--- Records Enclosed Below ---
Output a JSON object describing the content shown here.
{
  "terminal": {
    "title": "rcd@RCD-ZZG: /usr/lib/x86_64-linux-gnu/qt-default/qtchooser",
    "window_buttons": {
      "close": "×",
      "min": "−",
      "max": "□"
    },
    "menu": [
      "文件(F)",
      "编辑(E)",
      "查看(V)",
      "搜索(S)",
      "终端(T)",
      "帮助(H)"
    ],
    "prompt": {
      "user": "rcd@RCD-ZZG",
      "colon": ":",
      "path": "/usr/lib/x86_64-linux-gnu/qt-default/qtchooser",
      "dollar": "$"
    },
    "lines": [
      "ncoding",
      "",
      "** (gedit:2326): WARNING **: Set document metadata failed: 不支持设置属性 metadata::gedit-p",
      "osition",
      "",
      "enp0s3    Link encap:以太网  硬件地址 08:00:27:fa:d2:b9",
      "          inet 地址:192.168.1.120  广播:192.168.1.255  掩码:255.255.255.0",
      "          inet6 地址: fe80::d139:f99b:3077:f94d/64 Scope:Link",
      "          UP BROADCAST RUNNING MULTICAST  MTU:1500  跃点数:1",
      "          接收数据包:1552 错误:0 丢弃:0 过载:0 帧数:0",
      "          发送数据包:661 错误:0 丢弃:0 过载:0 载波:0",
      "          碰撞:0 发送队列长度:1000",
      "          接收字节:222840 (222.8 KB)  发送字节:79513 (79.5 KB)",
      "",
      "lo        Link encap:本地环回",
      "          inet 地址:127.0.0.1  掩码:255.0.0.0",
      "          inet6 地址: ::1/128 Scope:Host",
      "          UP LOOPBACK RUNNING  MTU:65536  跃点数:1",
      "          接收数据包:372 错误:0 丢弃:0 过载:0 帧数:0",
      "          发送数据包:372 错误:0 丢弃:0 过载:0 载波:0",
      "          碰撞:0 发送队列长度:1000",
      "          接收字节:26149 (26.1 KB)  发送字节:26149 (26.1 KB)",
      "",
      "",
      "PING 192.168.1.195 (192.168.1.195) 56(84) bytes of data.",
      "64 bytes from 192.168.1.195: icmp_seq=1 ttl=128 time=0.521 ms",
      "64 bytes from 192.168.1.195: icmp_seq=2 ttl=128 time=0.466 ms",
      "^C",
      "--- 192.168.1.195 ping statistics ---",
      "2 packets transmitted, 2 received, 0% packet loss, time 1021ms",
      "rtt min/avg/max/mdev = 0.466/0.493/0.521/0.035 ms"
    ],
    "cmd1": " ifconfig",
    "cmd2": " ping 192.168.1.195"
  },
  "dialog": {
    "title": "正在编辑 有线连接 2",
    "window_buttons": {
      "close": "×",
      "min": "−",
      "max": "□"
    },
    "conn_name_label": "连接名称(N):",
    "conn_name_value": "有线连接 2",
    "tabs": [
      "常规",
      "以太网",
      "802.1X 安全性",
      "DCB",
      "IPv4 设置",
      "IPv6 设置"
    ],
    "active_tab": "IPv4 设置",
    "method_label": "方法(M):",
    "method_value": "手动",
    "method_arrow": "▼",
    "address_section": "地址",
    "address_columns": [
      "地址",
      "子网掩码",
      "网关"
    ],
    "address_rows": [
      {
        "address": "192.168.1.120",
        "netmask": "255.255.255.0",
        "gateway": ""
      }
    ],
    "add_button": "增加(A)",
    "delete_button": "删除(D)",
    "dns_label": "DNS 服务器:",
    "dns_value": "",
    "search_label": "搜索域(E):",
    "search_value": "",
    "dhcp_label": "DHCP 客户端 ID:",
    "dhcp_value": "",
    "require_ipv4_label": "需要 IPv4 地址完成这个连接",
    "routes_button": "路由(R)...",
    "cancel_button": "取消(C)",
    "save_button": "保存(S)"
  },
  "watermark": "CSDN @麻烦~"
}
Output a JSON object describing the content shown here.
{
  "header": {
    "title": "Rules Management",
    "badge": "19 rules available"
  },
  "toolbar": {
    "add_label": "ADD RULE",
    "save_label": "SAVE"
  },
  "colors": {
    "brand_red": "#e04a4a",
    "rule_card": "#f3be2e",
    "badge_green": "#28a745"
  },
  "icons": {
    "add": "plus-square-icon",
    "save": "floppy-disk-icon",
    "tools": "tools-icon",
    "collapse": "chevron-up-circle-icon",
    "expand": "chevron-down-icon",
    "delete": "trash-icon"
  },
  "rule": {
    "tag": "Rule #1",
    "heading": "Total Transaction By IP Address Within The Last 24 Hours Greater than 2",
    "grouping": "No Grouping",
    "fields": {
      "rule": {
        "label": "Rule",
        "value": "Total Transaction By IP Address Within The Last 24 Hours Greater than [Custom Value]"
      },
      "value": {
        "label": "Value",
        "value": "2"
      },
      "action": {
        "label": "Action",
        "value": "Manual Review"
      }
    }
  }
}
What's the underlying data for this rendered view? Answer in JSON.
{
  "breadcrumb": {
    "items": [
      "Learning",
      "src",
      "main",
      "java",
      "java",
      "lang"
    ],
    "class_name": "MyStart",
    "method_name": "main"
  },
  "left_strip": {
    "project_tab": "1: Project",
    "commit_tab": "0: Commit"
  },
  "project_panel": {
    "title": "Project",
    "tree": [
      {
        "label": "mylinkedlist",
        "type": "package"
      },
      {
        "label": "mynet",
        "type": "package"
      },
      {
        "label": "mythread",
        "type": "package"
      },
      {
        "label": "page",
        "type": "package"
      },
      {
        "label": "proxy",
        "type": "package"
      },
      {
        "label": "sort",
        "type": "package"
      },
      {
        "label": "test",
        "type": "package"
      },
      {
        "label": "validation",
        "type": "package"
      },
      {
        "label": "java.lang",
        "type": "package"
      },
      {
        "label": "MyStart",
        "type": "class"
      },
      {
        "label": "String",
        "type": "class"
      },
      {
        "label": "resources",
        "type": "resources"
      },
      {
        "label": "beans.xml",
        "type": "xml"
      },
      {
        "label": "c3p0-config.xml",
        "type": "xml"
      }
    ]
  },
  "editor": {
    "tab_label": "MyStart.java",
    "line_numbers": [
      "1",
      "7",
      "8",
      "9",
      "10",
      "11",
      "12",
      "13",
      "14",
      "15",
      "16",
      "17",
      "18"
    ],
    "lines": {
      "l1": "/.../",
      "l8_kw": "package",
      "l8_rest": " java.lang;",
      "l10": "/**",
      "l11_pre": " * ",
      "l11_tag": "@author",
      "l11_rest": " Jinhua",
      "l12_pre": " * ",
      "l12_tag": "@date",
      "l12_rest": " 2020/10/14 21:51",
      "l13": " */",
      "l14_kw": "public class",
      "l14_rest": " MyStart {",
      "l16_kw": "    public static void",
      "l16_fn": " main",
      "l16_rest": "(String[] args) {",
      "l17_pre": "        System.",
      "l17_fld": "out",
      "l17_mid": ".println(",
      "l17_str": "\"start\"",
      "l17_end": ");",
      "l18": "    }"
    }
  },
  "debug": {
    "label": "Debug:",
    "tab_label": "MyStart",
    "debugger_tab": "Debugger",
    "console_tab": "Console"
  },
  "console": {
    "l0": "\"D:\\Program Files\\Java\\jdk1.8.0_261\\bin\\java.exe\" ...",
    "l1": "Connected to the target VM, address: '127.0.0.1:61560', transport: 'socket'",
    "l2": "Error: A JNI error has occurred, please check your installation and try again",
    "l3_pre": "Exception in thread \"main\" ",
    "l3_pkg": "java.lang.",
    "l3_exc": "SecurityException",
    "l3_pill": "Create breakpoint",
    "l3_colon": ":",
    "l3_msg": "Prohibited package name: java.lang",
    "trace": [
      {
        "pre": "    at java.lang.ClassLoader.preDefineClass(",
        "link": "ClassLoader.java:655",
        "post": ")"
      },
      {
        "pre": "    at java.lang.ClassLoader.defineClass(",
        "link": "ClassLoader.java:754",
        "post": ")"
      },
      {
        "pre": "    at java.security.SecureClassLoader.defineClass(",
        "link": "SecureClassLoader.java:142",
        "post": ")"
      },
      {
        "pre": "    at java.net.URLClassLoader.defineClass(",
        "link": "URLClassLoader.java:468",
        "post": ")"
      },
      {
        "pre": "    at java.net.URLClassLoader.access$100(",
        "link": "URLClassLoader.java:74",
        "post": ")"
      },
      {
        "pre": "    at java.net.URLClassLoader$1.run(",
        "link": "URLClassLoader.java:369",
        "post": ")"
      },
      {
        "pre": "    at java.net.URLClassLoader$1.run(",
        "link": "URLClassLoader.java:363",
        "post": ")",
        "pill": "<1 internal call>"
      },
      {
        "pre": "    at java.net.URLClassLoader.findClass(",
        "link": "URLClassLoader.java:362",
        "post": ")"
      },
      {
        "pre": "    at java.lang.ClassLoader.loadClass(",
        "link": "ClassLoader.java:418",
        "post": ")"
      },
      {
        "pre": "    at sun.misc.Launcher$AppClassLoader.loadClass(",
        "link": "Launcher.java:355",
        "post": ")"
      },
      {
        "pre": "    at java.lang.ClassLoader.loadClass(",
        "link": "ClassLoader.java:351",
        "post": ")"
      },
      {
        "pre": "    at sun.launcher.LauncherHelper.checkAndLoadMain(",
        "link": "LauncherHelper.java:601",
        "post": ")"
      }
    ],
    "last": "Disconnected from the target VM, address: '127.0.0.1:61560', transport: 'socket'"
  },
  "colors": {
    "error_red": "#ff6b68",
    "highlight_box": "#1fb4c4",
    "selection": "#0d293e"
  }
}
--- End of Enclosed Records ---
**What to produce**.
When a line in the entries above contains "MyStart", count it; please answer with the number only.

**Written response**.
5